TASK GOAL: What lines below mention the word "wifi"? Copy each one.

___ TASK INPUT

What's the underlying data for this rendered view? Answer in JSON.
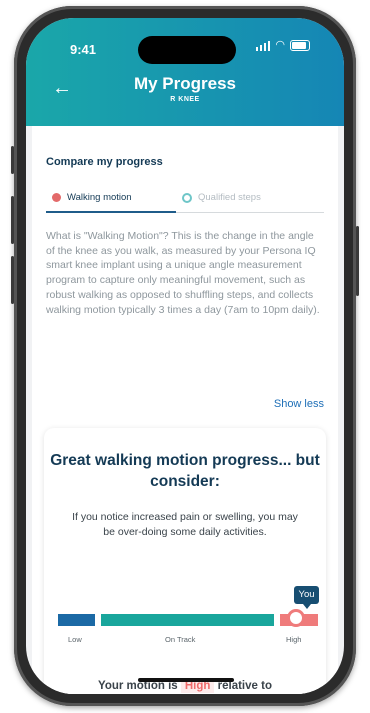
{
  "status": {
    "time": "9:41"
  },
  "header": {
    "title": "My Progress",
    "subtitle": "R KNEE",
    "back_icon": "arrow-left-icon"
  },
  "compare": {
    "title": "Compare my progress",
    "tabs": [
      {
        "label": "Walking motion",
        "active": true,
        "dot_color": "#e36a6a"
      },
      {
        "label": "Qualified steps",
        "active": false,
        "dot_color": "#6ec6c8"
      }
    ],
    "description": "What is \"Walking Motion\"? This is the change in the angle of the knee as you walk, as measured by your Persona IQ smart knee implant using a unique angle measurement program to capture only meaningful movement, such as robust walking as opposed to shuffling steps, and collects walking motion typically 3 times a day (7am to 10pm daily).",
    "show_less": "Show less"
  },
  "insight": {
    "heading": "Great walking motion progress... but consider:",
    "body": "If you notice increased pain or swelling, you may be over-doing some daily activities.",
    "you_label": "You",
    "range_labels": {
      "low": "Low",
      "on_track": "On Track",
      "high": "High"
    },
    "current_level": "High",
    "motion_prefix": "Your motion is",
    "motion_value": "High",
    "motion_suffix": "relative to"
  },
  "colors": {
    "header_start": "#1aa7a9",
    "header_end": "#1586b5",
    "low": "#1b69a5",
    "on_track": "#19a69c",
    "high": "#ef7b7b",
    "link": "#1e6fb7",
    "heading": "#143a55"
  }
}
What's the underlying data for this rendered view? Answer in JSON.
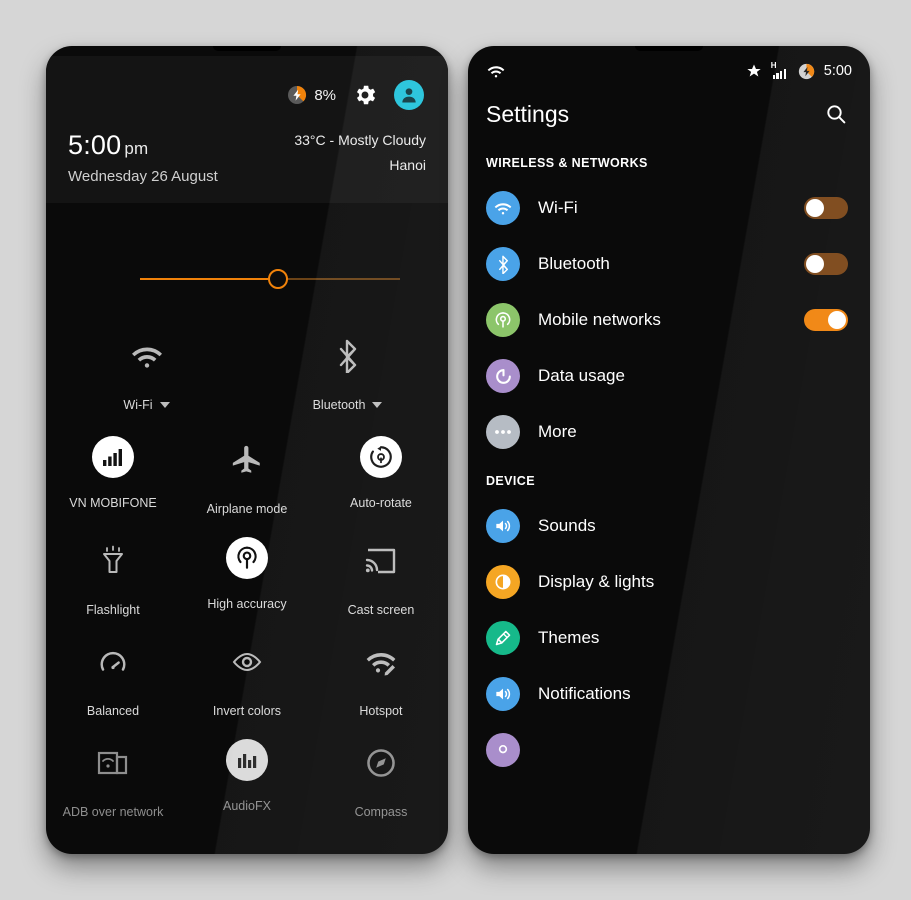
{
  "quick_settings": {
    "status": {
      "battery_percent": "8%",
      "battery_icon": "battery-charging-icon",
      "gear_icon": "gear-icon",
      "avatar_icon": "user-avatar-icon"
    },
    "clock": {
      "time": "5:00",
      "ampm": "pm",
      "date": "Wednesday 26 August"
    },
    "weather": {
      "conditions": "33°C - Mostly Cloudy",
      "city": "Hanoi"
    },
    "brightness": {
      "value_percent": 45
    },
    "tiles_row_a": [
      {
        "label": "Wi-Fi",
        "icon": "wifi-icon",
        "active": false,
        "has_caret": true
      },
      {
        "label": "Bluetooth",
        "icon": "bluetooth-icon",
        "active": false,
        "has_caret": true
      }
    ],
    "tiles": [
      {
        "label": "VN MOBIFONE",
        "icon": "signal-bars-icon",
        "active": true
      },
      {
        "label": "Airplane mode",
        "icon": "airplane-icon",
        "active": false
      },
      {
        "label": "Auto-rotate",
        "icon": "auto-rotate-icon",
        "active": true
      },
      {
        "label": "Flashlight",
        "icon": "flashlight-icon",
        "active": false
      },
      {
        "label": "High accuracy",
        "icon": "location-icon",
        "active": true
      },
      {
        "label": "Cast screen",
        "icon": "cast-screen-icon",
        "active": false
      },
      {
        "label": "Balanced",
        "icon": "performance-gauge-icon",
        "active": false
      },
      {
        "label": "Invert colors",
        "icon": "eye-icon",
        "active": false
      },
      {
        "label": "Hotspot",
        "icon": "hotspot-icon",
        "active": false
      },
      {
        "label": "ADB over network",
        "icon": "adb-network-icon",
        "active": false
      },
      {
        "label": "AudioFX",
        "icon": "equalizer-icon",
        "active": true
      },
      {
        "label": "Compass",
        "icon": "compass-icon",
        "active": false
      }
    ]
  },
  "settings": {
    "status": {
      "wifi_icon": "wifi-icon",
      "star_icon": "star-icon",
      "signal_label": "H",
      "signal_icon": "signal-bars-icon",
      "battery_icon": "battery-charging-icon",
      "clock": "5:00"
    },
    "title": "Settings",
    "search_icon": "search-icon",
    "sections": [
      {
        "header": "WIRELESS & NETWORKS",
        "rows": [
          {
            "label": "Wi-Fi",
            "icon": "wifi-icon",
            "color": "#4aa3e8",
            "toggle": "off"
          },
          {
            "label": "Bluetooth",
            "icon": "bluetooth-icon",
            "color": "#4aa3e8",
            "toggle": "off"
          },
          {
            "label": "Mobile networks",
            "icon": "mobile-network-icon",
            "color": "#8cc56a",
            "toggle": "on"
          },
          {
            "label": "Data usage",
            "icon": "data-usage-icon",
            "color": "#a98ecb",
            "toggle": "none"
          },
          {
            "label": "More",
            "icon": "more-dots-icon",
            "color": "#b6bcc4",
            "toggle": "none"
          }
        ]
      },
      {
        "header": "DEVICE",
        "rows": [
          {
            "label": "Sounds",
            "icon": "speaker-icon",
            "color": "#4aa3e8",
            "toggle": "none"
          },
          {
            "label": "Display & lights",
            "icon": "brightness-contrast-icon",
            "color": "#f5a623",
            "toggle": "none"
          },
          {
            "label": "Themes",
            "icon": "paint-roller-icon",
            "color": "#16b98a",
            "toggle": "none"
          },
          {
            "label": "Notifications",
            "icon": "speaker-icon",
            "color": "#4aa3e8",
            "toggle": "none"
          },
          {
            "label": "",
            "icon": "location-icon",
            "color": "#a98ecb",
            "toggle": "none"
          }
        ]
      }
    ]
  },
  "colors": {
    "accent_orange": "#f0820a",
    "toggle_off_track": "#7a4414",
    "avatar_cyan": "#22c3db",
    "page_background": "#d6d6d6",
    "screen_black": "#0a0a0a"
  }
}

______

RESULT:
        "icon": "wifi-icon",
      "wifi_icon": "wifi-icon",
            "icon": "wifi-icon",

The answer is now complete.